I faced a specific problem: most pinhole cameras have only one shot. You can expose the film or paper and go back and develop it, but when there is more than one opportunity for a great photograph, the only option would be to carry more than one camera. To avoid carrying a bag full of cameras, I came up with a solution. Over the course of six months, I designed and built a pinhole camera that uses regular 35 mm cartridges. I also wanted the advantage of being able to use large film for a larger image, so I combined three rolls of film, equally spaced, to give me a split image. With careful composition and positioning of the camera, the resulting split photograph can put together by the human brain. This gave me more freedom when choosing locations and subject matter. No longer was I limited to the short distances from the photo lab; I can take this camera hiking and get four to six exposures per set of three rolls of film giving me large format quality.

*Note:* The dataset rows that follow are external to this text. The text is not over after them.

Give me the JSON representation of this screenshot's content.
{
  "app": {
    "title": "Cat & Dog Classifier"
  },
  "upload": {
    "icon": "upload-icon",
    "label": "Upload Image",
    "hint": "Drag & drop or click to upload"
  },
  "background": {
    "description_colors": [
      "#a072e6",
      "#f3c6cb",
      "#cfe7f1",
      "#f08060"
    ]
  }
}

Also I am able to switch out the film in the field, limited only by the number of canisters on hand and the available light.
Below are the build photos.